“A third shadow common among leaders is ‘functional atheism’, the belief that ultimate responsibility for everything rests with us. This is the unconscious, unexamined conviction that if anything decent is going to happen here, we are the ones who must make it happen – a conviction held even by people who talk a good game about God.
This shadow causes pathology on every level of our lives. It leads us to impose our will on others, stressing our relationships, sometimes to the point of breaking. It often eventuates in burnout, depression and despair, as we learn that the world will not bend to our will and we become embittered about that fact. Functional atheism is the shadow that drives collective frenzy as well. It explains why the average group can tolerate no more than fifteen seconds of silence: if we are not making noise, we believe, nothing good is happening and something must be dying.
The gift we receive on the inner journey is the knowledge that ours is not the only act in town. Not only are there other acts out there, but some of them are even better than ours, at least occasionally! We learn that we need not carry the whole load but can share it with others, liberating us and empowering them. We learn that sometimes we are free to lay the load down altogether. The great community asks us to do only what we are able and trust the rest to other hands.”

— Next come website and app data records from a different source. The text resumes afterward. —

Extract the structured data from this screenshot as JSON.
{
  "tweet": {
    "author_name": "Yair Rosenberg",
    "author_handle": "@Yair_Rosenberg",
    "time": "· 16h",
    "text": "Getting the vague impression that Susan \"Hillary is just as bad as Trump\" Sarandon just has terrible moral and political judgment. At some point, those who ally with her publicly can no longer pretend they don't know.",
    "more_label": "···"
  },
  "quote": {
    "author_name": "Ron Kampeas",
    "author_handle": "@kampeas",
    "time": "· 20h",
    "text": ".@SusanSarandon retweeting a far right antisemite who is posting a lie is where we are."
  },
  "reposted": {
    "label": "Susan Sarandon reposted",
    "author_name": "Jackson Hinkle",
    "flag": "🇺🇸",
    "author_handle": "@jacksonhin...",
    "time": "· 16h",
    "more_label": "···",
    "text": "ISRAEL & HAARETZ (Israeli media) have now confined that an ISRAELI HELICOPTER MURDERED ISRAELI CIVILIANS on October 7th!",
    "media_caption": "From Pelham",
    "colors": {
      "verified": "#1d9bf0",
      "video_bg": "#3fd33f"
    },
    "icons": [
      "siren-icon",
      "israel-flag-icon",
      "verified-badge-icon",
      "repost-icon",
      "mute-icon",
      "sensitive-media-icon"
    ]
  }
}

I wasn’t the only act in town. I wasn’t the only one with identity crippling scars. I wasn’t the only one nostalgic for a sense that I was moving to who God called me to be. And, yes, absolutely “other acts out there are better than mine”. A-effing-men. Kailey’s act is. So many of my friends' acts are. And that selfless idea of letting go of my act to support others is oddly so relieving. That’s an idea that can heal. From experience, that’s an idea that can soften your heart, an idea that can take you back to church, an idea that will allow you to care for your health again, and ultimately, an idea that will allow you vulnerability again. Whether you're one of my Christian friends or secular friends, I don't think there's an argument that life becomes better when it's not completely about you.

As I mentioned before, this book (LET YOUR LIFE SPEAK) gave me back my nostalgia, and thus, gave me back a longing for vulnerability, a hope outside of my career, and a faith and confidence in myself I hadn’t felt in years. While I’m still very much on the road-to-recovery in terms of my confidence and correctly finding/placing my identity fully in Christ and not things or my career (let’s be real, that’ll be a life-long road), all my recent pondering of nostalgia came full circle this weekend. A pastor from Reality Stockton was preaching at Reality LA and he made this point:

**the sermon audio hasn’t been podcasted yet so forgive me for not quoting directly, but I’ll paraphrase from my notes**

We have a deep desire to cling onto things that will leave us. So much of a desire that we create nostalgia for these things/people/places once they’re no longer with us. Nostalgia is that place we can go for them after they’ve left us. It’s hurtful and beautiful and crazy, but even this thing... even nostalgia, draws us ever closer to God, the only One/thing who remains.

Sorry for the long and winding rant, but the last year and a half of recovering myself has been incredible. I'm still unpacking it and finding new hope, courage, and experiences in this new city I call home with a renewed faith and vigor for life. I just wanted to share my story, an ever changing and ongoing saga/love affair with nostalgia. My hope is that you haven’t lost your sense of nostalgia. But if you do feel like it is indeed lost, might I recommend looking for it with good friends, little sisters, and soulful books.

PS: You can also blog about it. I hear that helps.

Ben Davis1 Comment